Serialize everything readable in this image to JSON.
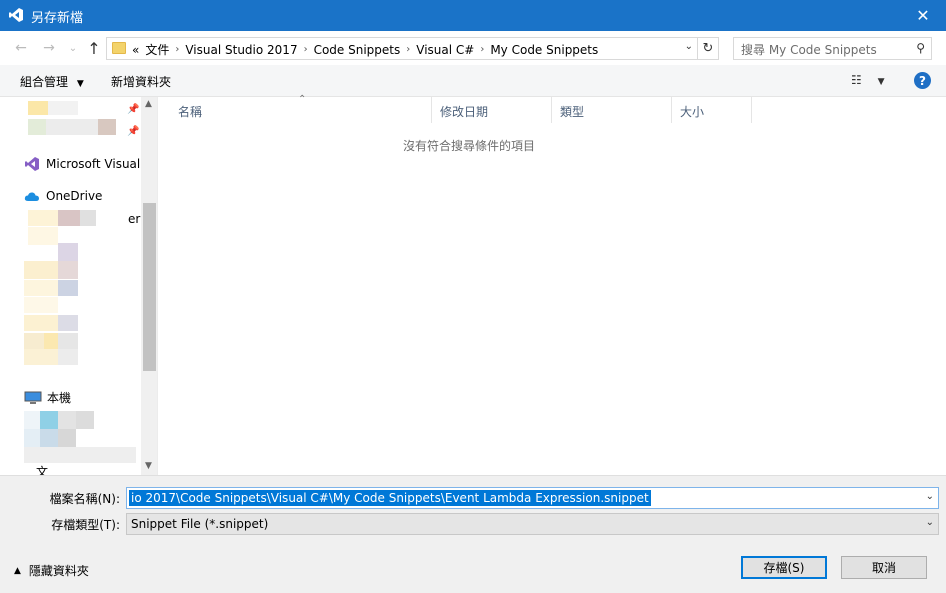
{
  "window": {
    "title": "另存新檔"
  },
  "nav": {
    "back_icon": "←",
    "forward_icon": "→",
    "recent_icon": "⌄",
    "up_icon": "↑"
  },
  "address": {
    "overflow": "«",
    "crumbs": [
      "文件",
      "Visual Studio 2017",
      "Code Snippets",
      "Visual C#",
      "My Code Snippets"
    ],
    "separator": "›"
  },
  "search": {
    "placeholder": "搜尋 My Code Snippets"
  },
  "toolbar": {
    "organize": "組合管理",
    "new_folder": "新增資料夾"
  },
  "navpane": {
    "items": [
      {
        "label": "Microsoft Visual",
        "icon": "visual-studio-icon"
      },
      {
        "label": "OneDrive",
        "icon": "onedrive-icon"
      },
      {
        "label": "er"
      },
      {
        "label": "本機",
        "icon": "computer-icon"
      },
      {
        "label": "文"
      }
    ]
  },
  "columns": [
    "名稱",
    "修改日期",
    "類型",
    "大小"
  ],
  "empty_message": "沒有符合搜尋條件的項目",
  "form": {
    "filename_label": "檔案名稱(N):",
    "filename_value": "io 2017\\Code Snippets\\Visual C#\\My Code Snippets\\Event Lambda Expression.snippet",
    "filetype_label": "存檔類型(T):",
    "filetype_value": "Snippet File (*.snippet)"
  },
  "footer": {
    "hide_folders": "隱藏資料夾",
    "save": "存檔(S)",
    "cancel": "取消"
  },
  "colors": {
    "titlebar": "#1a73c8",
    "accent": "#0078d7"
  }
}
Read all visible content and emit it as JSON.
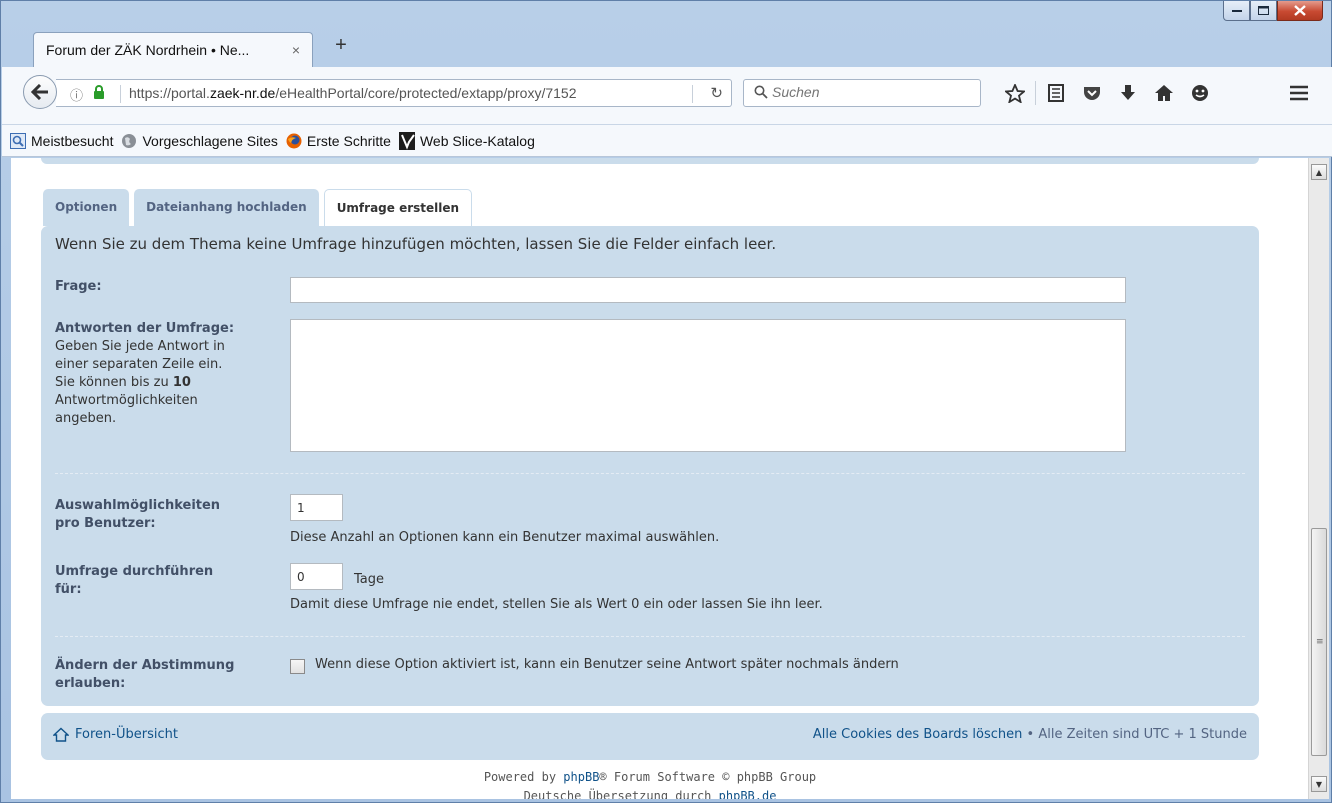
{
  "browser": {
    "tab_title": "Forum der ZÄK Nordrhein • Ne...",
    "tab_close": "×",
    "new_tab": "+",
    "url_prefix": "https://portal.",
    "url_domain": "zaek-nr.de",
    "url_path": "/eHealthPortal/core/protected/extapp/proxy/7152",
    "search_placeholder": "Suchen",
    "bookmarks": [
      {
        "label": "Meistbesucht",
        "icon": "most-visited-icon"
      },
      {
        "label": "Vorgeschlagene Sites",
        "icon": "globe-icon"
      },
      {
        "label": "Erste Schritte",
        "icon": "firefox-icon"
      },
      {
        "label": "Web Slice-Katalog",
        "icon": "web-slice-icon"
      }
    ]
  },
  "tabs": [
    {
      "label": "Optionen",
      "active": false
    },
    {
      "label": "Dateianhang hochladen",
      "active": false
    },
    {
      "label": "Umfrage erstellen",
      "active": true
    }
  ],
  "poll": {
    "intro": "Wenn Sie zu dem Thema keine Umfrage hinzufügen möchten, lassen Sie die Felder einfach leer.",
    "question_label": "Frage:",
    "question_value": "",
    "answers_label": "Antworten der Umfrage:",
    "answers_desc_line1": "Geben Sie jede Antwort in",
    "answers_desc_line2": "einer separaten Zeile ein.",
    "answers_desc_line3_pre": "Sie können bis zu ",
    "answers_max": "10",
    "answers_desc_line4": "Antwortmöglichkeiten",
    "answers_desc_line5": "angeben.",
    "answers_value": "",
    "max_options_label_1": "Auswahlmöglichkeiten",
    "max_options_label_2": "pro Benutzer:",
    "max_options_value": "1",
    "max_options_hint": "Diese Anzahl an Optionen kann ein Benutzer maximal auswählen.",
    "duration_label_1": "Umfrage durchführen",
    "duration_label_2": "für:",
    "duration_value": "0",
    "duration_unit": "Tage",
    "duration_hint": "Damit diese Umfrage nie endet, stellen Sie als Wert 0 ein oder lassen Sie ihn leer.",
    "change_vote_label_1": "Ändern der Abstimmung",
    "change_vote_label_2": "erlauben:",
    "change_vote_text": "Wenn diese Option aktiviert ist, kann ein Benutzer seine Antwort später nochmals ändern",
    "change_vote_checked": false
  },
  "footer": {
    "index_link": "Foren-Übersicht",
    "cookies_link": "Alle Cookies des Boards löschen",
    "separator": " • ",
    "timezone": "Alle Zeiten sind UTC + 1 Stunde",
    "powered_pre": "Powered by ",
    "powered_link": "phpBB",
    "powered_post": "® Forum Software © phpBB Group",
    "translation_pre": "Deutsche Übersetzung durch ",
    "translation_link": "phpBB.de"
  }
}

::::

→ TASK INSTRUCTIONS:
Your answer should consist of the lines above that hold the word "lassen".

→ RESPONSE TO THE TASK:
    "intro": "Wenn Sie zu dem Thema keine Umfrage hinzufügen möchten, lassen Sie die Felder einfach leer.",
    "duration_hint": "Damit diese Umfrage nie endet, stellen Sie als Wert 0 ein oder lassen Sie ihn leer.",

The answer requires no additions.